■ Problem statement
Copy out all of the data below exactly, so that no word differs from the original.

■ Provided data
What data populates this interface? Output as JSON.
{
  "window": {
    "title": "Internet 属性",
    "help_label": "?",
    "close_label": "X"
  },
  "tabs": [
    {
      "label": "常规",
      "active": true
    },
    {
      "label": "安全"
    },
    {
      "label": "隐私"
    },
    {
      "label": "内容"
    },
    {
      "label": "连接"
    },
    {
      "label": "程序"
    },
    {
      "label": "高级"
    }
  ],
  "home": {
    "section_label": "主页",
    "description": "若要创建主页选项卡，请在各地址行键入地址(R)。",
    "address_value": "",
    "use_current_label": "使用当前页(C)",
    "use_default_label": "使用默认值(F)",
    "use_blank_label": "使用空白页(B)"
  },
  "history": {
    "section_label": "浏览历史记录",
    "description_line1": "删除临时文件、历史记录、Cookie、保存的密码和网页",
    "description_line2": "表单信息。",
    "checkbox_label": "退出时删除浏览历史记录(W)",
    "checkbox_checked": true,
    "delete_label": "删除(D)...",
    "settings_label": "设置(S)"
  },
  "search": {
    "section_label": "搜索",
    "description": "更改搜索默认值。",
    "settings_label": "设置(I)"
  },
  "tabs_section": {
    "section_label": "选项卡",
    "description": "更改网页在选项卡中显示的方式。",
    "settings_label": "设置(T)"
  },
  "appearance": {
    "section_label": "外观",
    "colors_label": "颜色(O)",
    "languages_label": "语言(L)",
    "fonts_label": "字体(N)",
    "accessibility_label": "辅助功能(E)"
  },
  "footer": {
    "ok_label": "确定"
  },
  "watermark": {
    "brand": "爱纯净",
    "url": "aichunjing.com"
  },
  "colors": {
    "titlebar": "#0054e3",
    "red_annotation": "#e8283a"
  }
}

■ Result below
What data populates this interface? Output as JSON.
{
  "window": {
    "title": "Internet 属性",
    "help_label": "?",
    "close_label": "X"
  },
  "tabs": [
    {
      "label": "常规",
      "active": true
    },
    {
      "label": "安全"
    },
    {
      "label": "隐私"
    },
    {
      "label": "内容"
    },
    {
      "label": "连接"
    },
    {
      "label": "程序"
    },
    {
      "label": "高级"
    }
  ],
  "home": {
    "section_label": "主页",
    "description": "若要创建主页选项卡，请在各地址行键入地址(R)。",
    "address_value": "",
    "use_current_label": "使用当前页(C)",
    "use_default_label": "使用默认值(F)",
    "use_blank_label": "使用空白页(B)"
  },
  "history": {
    "section_label": "浏览历史记录",
    "description_line1": "删除临时文件、历史记录、Cookie、保存的密码和网页",
    "description_line2": "表单信息。",
    "checkbox_label": "退出时删除浏览历史记录(W)",
    "checkbox_checked": true,
    "delete_label": "删除(D)...",
    "settings_label": "设置(S)"
  },
  "search": {
    "section_label": "搜索",
    "description": "更改搜索默认值。",
    "settings_label": "设置(I)"
  },
  "tabs_section": {
    "section_label": "选项卡",
    "description": "更改网页在选项卡中显示的方式。",
    "settings_label": "设置(T)"
  },
  "appearance": {
    "section_label": "外观",
    "colors_label": "颜色(O)",
    "languages_label": "语言(L)",
    "fonts_label": "字体(N)",
    "accessibility_label": "辅助功能(E)"
  },
  "footer": {
    "ok_label": "确定"
  },
  "watermark": {
    "brand": "爱纯净",
    "url": "aichunjing.com"
  },
  "colors": {
    "titlebar": "#0054e3",
    "red_annotation": "#e8283a"
  }
}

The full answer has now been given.